**Data under study**

■ ■ ■ ■ ■

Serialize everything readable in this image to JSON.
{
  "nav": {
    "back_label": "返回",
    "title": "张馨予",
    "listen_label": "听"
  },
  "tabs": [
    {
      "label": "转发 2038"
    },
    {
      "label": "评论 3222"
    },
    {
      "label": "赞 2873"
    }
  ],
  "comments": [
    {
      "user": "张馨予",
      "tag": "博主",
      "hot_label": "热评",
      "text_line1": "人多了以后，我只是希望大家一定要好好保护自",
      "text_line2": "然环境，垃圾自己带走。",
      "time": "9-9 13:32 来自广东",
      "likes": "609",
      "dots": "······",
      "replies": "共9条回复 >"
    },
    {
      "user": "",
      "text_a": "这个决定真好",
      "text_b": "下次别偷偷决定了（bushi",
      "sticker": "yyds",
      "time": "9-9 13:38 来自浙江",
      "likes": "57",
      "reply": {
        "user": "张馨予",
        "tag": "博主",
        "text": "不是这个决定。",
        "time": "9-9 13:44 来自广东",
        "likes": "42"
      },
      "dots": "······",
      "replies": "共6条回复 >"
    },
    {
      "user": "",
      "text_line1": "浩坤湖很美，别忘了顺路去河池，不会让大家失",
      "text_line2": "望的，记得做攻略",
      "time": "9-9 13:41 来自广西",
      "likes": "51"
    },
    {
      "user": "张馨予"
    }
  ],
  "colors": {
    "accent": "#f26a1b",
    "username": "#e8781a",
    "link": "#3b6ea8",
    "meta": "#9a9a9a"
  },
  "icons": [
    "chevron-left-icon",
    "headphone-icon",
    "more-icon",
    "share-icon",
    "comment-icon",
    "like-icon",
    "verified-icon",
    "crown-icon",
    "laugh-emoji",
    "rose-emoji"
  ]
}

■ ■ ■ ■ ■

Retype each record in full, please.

Serialize everything readable in this image to JSON.
{
  "nav": {
    "back_label": "返回",
    "title": "张馨予",
    "listen_label": "听"
  },
  "tabs": [
    {
      "label": "转发 2038"
    },
    {
      "label": "评论 3222"
    },
    {
      "label": "赞 2873"
    }
  ],
  "comments": [
    {
      "user": "张馨予",
      "tag": "博主",
      "hot_label": "热评",
      "text_line1": "人多了以后，我只是希望大家一定要好好保护自",
      "text_line2": "然环境，垃圾自己带走。",
      "time": "9-9 13:32 来自广东",
      "likes": "609",
      "dots": "······",
      "replies": "共9条回复 >"
    },
    {
      "user": "",
      "text_a": "这个决定真好",
      "text_b": "下次别偷偷决定了（bushi",
      "sticker": "yyds",
      "time": "9-9 13:38 来自浙江",
      "likes": "57",
      "reply": {
        "user": "张馨予",
        "tag": "博主",
        "text": "不是这个决定。",
        "time": "9-9 13:44 来自广东",
        "likes": "42"
      },
      "dots": "······",
      "replies": "共6条回复 >"
    },
    {
      "user": "",
      "text_line1": "浩坤湖很美，别忘了顺路去河池，不会让大家失",
      "text_line2": "望的，记得做攻略",
      "time": "9-9 13:41 来自广西",
      "likes": "51"
    },
    {
      "user": "张馨予"
    }
  ],
  "colors": {
    "accent": "#f26a1b",
    "username": "#e8781a",
    "link": "#3b6ea8",
    "meta": "#9a9a9a"
  },
  "icons": [
    "chevron-left-icon",
    "headphone-icon",
    "more-icon",
    "share-icon",
    "comment-icon",
    "like-icon",
    "verified-icon",
    "crown-icon",
    "laugh-emoji",
    "rose-emoji"
  ]
}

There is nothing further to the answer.